Deb Waldin showed up at a Minneapolis-area emergency room one night last summer with the worst pain she’d ever felt — a kidney stone. While she waited to see a doctor, a man rolled a computer into her emergency-room bay and asked her to pay $750 or $800.
“I’m like, are you kidding me? Here I am dying and I’m just going to reach over to my purse and give you my credit card?” She kicked him out, but is still furious about it.
Waldin, 60, is just one of the patients to come forward with stories of aggressive billing tactics in the wake of a scathing report by Minnesota Attorney General Lori Swanson about hospital abuses.
In a six-volume report, Swanson described how patients were harassed and manipulated after a Chicago consulting firm, Accretive Health, introduced sweeping changes to the culture of seven hospitals owned by Fairview in the Minneapolis-St. Paul area and new strategies for collecting debts.
Hospital officials admit making mistakes that have sullied Fairview’s reputation and infuriated both patients and employees. Recently they announced that they had severed all ties with Accretive.
“They are awful stories,” Mark Eustis, Fairview’s president and CEO, said. “We don’t like to hear those stories, and we’re sorry that people have been treated that way.”
Swanson accused the consulting firm of using heavy-handed, even illegal, tactics to pressure patients for payments before, during and after their hospital stays.
Waldin, said she was still writhing in pain when an unnamed staffer pulled up to her bedside last July 11.
She had no previous debts at the hospital, she said; but the man told her this visit would cost her $750 to $800 and asked for her credit card.
Waldin had no complaints about the medical care that followed. “That was fabulous,” she said. But afterward, she called to complain about the finance man. “I don’t even recall getting an apology.”
In her report, Swanson argued that Accretive “takes pride in using collectors in the emergency room.” No area of the hospital seemed off limits: even parents with babies in the newborn intensive care units were stopped for “financial counseling,” she found.
The actions, Swanson argued, practically amounted to “a threat to withhold medical treatment.”
Mary Tolan, Accretive Health’s chief executive, said in a brief interview with the Chicago Tribune that Swanson’s report contained “a tremendous amount of innuendo and falsehoods and doesn’t represent what we do at all.
“When the truth is that you’re really advocating for patients and someone says you’re something that’s the exact opposite of that” the market fills with uncertainty resulting in undue damage to the company’s reputation, Tolan said. “These are not true assertions.”

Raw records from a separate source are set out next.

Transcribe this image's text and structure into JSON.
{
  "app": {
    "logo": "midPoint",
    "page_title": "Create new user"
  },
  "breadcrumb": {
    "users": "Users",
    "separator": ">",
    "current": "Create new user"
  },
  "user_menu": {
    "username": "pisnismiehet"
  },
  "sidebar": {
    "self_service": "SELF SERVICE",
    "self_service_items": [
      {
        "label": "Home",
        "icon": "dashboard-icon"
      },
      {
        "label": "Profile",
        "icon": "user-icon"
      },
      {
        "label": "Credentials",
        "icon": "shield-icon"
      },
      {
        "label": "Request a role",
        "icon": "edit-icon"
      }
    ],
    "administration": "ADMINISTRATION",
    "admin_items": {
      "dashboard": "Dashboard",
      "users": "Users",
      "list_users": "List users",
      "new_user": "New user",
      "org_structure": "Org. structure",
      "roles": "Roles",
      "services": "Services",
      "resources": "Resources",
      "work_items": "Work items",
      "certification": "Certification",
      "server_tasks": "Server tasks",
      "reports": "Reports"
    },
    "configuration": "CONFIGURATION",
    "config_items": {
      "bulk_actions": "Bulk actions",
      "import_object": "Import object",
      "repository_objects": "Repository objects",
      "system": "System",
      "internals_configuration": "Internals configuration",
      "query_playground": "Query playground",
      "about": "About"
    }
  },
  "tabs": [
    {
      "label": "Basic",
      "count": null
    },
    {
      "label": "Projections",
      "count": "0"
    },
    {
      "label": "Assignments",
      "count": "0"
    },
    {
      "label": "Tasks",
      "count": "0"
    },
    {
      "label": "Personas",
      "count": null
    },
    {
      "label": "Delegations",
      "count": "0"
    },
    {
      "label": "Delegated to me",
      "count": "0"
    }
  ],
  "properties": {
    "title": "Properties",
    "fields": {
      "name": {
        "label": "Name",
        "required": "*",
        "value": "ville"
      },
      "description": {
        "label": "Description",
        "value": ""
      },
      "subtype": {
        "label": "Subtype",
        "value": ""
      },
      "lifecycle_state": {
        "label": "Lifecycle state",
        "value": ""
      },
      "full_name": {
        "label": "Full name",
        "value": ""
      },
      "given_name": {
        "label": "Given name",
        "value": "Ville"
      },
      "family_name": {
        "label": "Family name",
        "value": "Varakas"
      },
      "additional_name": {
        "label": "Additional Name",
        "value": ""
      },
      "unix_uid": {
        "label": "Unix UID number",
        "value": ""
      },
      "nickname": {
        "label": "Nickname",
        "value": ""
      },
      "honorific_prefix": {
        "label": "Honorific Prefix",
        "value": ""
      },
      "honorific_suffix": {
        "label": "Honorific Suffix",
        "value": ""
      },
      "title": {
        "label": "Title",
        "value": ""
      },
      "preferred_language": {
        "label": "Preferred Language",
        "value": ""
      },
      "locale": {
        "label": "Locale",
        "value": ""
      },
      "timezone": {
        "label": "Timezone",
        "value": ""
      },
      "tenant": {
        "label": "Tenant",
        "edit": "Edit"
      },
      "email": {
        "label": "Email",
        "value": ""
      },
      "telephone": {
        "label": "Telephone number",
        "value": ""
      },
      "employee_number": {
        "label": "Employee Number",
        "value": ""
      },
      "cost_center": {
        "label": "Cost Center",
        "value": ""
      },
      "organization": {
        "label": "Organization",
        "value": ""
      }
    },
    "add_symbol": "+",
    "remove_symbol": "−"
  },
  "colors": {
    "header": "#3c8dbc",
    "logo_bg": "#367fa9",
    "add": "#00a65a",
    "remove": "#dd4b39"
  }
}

Dr. David Hunter, a radiologist at the University of Minnesota, said he had heard complaints about the billing practices from colleagues at the university’s hospital, which is owned by Fairview. But Hunter didn’t really believe them until a couple of weeks ago, when a close friend arrived at the hospital for an MRI. The woman, a breast-cancer survivor, was ushered into a small room with a billing officer, who told her she had some unpaid bills to pay.
“She said, ‘What bills? I have paid all my bills,'” Hunter said.
The man told her she hadn’t received the bills yet, but still had to pay them. When she refused, the man pleaded that it would look bad on his record, Hunter said.
As a physician, Hunter said he was appalled. “It’s targeting people when they’re most vulnerable, which is to me ethically unconscionable,” he said.
Swanson’s report also detailed the way Accretive consultants, working in hospitals across the country, exchanged tips in private emails about how to ratchet up pressure on patients.
When a Medicaid patient in Detroit complained about harassment and called a lawyer, the Accretive employee wrote: “Now we have to waste our time to deal with this low-life patient and some dumb-ass attorney.”
If a patient balked at making a payment, hospital employees were given scripts by Accretive to wear down their resistance: “We really DO need to collect your co-pay/co-insurance/deductible today.” The implication, Swanson argued, is that patient care would suffer if they didn’t pay up.
Dan Fromm, Fairview’s chief financial officer, acknowledged that some hospital employees rebelled at the heavy-handed tactics.
He added that Fairview is trying to repair the damage with both patients and employees. “We do not and we will not let practices like that interfere with patients receiving timely and appropriate care,” Fromm said. “We underscore that repeatedly with our staff — that care comes first.”